Exercise directions – Once a line is found to contain "frames", copy it out of the listing.

Task data –
******************************
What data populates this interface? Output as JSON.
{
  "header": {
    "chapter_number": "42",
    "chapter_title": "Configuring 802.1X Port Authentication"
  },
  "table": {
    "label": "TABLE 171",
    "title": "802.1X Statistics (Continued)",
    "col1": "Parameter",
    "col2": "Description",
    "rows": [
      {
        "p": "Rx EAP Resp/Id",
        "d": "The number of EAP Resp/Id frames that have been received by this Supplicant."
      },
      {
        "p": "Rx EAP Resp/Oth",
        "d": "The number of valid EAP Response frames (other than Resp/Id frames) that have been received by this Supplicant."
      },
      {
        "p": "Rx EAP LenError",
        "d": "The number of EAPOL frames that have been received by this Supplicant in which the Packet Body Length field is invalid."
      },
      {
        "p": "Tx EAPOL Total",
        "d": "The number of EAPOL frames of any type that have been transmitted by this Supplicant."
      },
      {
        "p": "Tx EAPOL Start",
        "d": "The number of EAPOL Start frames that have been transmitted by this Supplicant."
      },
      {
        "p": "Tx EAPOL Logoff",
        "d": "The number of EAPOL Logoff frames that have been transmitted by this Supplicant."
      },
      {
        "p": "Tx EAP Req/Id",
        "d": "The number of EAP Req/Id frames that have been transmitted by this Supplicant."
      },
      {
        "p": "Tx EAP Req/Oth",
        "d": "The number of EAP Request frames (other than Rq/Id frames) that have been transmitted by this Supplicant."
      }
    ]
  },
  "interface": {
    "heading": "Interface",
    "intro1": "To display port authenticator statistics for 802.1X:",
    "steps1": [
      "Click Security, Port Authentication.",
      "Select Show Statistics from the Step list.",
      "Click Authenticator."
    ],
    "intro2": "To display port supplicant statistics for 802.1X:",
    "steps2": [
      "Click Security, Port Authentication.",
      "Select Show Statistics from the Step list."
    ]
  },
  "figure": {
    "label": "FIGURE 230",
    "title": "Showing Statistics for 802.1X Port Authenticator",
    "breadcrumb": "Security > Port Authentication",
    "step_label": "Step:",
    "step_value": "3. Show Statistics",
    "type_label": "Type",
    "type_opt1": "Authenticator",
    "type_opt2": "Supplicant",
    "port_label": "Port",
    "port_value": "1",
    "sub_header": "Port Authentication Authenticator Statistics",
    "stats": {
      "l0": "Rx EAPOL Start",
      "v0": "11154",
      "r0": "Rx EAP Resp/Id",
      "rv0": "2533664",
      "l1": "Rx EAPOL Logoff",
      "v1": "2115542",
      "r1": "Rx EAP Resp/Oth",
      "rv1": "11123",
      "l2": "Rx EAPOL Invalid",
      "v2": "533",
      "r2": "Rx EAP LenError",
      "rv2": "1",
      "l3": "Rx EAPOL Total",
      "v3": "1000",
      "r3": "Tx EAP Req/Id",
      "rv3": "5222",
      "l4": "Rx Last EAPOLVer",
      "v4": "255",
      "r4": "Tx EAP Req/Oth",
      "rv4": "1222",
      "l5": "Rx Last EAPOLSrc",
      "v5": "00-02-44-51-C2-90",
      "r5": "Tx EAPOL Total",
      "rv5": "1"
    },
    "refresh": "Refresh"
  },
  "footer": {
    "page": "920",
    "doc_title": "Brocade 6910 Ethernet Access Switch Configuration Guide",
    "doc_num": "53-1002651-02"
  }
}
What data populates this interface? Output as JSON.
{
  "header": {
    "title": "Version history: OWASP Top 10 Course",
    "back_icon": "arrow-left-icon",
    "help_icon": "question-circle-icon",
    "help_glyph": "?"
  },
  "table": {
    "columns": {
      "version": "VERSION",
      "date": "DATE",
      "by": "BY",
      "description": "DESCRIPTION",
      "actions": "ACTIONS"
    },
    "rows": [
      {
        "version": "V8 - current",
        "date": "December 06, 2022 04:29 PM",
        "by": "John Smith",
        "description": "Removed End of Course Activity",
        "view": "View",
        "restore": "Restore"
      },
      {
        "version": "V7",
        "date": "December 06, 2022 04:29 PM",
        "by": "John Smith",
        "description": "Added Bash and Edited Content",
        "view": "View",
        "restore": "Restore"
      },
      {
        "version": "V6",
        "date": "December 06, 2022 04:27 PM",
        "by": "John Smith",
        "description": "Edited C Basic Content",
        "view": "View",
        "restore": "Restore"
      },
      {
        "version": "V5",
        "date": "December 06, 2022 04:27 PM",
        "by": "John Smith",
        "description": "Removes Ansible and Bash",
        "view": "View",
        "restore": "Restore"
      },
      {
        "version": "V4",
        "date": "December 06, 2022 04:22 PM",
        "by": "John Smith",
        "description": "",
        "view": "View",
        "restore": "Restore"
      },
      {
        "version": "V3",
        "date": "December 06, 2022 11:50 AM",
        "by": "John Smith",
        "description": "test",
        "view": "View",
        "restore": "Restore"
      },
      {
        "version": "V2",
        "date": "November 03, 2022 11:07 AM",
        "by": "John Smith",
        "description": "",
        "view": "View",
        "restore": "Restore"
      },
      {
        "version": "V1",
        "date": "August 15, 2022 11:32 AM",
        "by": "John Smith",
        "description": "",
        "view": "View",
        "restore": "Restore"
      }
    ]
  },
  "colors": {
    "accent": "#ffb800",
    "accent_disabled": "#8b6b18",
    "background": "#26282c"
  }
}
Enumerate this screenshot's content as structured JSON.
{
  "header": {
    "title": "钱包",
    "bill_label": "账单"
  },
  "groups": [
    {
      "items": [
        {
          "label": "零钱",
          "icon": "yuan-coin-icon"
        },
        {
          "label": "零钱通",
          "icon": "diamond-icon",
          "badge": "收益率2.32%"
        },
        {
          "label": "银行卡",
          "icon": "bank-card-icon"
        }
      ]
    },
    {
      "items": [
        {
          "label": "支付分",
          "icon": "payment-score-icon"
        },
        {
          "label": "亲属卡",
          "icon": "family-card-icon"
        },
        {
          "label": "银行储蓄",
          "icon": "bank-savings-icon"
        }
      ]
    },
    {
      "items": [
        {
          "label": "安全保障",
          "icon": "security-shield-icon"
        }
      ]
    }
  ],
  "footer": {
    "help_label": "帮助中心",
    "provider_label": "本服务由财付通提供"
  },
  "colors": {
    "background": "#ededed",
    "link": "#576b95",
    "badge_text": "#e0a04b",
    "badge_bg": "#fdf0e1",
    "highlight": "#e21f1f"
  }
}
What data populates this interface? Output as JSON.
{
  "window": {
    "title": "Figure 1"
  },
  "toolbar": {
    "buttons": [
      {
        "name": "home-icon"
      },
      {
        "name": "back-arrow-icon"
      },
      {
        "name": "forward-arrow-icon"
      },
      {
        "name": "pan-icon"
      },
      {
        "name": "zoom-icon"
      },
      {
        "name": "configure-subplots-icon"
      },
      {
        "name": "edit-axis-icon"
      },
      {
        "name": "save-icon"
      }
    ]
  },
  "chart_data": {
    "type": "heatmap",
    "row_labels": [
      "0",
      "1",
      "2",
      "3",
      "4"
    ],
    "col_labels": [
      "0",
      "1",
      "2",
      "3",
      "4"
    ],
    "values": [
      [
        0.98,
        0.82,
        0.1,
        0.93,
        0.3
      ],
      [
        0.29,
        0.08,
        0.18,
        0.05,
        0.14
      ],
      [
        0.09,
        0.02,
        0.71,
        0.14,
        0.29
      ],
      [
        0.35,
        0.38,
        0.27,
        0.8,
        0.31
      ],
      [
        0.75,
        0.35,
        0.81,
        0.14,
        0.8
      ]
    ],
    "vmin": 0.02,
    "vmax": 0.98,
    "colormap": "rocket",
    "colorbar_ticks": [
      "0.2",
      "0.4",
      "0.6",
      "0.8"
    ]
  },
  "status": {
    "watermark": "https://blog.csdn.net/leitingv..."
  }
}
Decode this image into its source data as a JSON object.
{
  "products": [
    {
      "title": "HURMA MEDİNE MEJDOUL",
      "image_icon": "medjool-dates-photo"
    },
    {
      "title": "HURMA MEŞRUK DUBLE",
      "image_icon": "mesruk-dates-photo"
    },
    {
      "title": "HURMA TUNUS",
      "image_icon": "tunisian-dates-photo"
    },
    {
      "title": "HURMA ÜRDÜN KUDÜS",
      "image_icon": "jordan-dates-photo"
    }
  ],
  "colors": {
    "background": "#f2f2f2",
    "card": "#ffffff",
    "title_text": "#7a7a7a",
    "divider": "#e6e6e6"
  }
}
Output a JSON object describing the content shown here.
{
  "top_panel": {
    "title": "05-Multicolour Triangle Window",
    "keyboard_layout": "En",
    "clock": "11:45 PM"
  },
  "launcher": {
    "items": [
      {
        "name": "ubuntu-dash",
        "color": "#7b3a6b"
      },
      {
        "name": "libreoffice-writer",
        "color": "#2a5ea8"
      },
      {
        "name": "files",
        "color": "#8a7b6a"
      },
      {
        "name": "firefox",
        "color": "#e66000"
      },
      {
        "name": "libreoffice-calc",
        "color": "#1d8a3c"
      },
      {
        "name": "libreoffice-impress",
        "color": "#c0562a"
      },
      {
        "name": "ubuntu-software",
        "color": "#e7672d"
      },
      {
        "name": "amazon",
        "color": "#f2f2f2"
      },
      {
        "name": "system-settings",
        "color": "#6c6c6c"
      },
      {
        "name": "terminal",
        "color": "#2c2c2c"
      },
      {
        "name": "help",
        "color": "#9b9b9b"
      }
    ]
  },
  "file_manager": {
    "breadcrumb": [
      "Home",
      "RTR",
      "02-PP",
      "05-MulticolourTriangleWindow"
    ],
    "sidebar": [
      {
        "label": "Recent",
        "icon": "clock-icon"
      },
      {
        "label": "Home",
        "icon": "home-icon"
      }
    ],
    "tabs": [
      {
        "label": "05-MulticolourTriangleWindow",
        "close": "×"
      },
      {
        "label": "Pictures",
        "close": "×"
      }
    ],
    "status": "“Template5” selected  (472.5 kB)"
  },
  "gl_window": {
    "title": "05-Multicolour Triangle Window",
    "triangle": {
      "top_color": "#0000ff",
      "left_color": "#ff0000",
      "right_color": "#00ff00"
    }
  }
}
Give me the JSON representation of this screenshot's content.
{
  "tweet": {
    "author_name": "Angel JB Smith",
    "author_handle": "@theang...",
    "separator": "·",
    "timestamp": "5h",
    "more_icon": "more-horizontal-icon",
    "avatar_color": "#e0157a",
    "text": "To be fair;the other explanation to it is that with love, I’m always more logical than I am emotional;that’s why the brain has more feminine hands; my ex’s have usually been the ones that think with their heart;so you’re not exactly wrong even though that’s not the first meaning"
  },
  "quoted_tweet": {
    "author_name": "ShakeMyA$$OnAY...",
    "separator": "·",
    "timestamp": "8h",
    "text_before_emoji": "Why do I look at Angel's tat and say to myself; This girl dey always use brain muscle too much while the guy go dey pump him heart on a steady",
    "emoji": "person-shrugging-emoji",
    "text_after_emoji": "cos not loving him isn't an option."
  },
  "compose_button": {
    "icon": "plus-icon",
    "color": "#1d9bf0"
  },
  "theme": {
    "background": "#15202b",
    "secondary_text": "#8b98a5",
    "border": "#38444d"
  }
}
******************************
Task solution –
        "d": "The number of EAP Resp/Id frames that have been received by this Supplicant."
        "d": "The number of valid EAP Response frames (other than Resp/Id frames) that have been received by this Supplicant."
        "d": "The number of EAPOL frames that have been received by this Supplicant in which the Packet Body Length field is invalid."
        "d": "The number of EAPOL frames of any type that have been transmitted by this Supplicant."
        "d": "The number of EAPOL Start frames that have been transmitted by this Supplicant."
        "d": "The number of EAPOL Logoff frames that have been transmitted by this Supplicant."
        "d": "The number of EAP Req/Id frames that have been transmitted by this Supplicant."
        "d": "The number of EAP Request frames (other than Rq/Id frames) that have been transmitted by this Supplicant."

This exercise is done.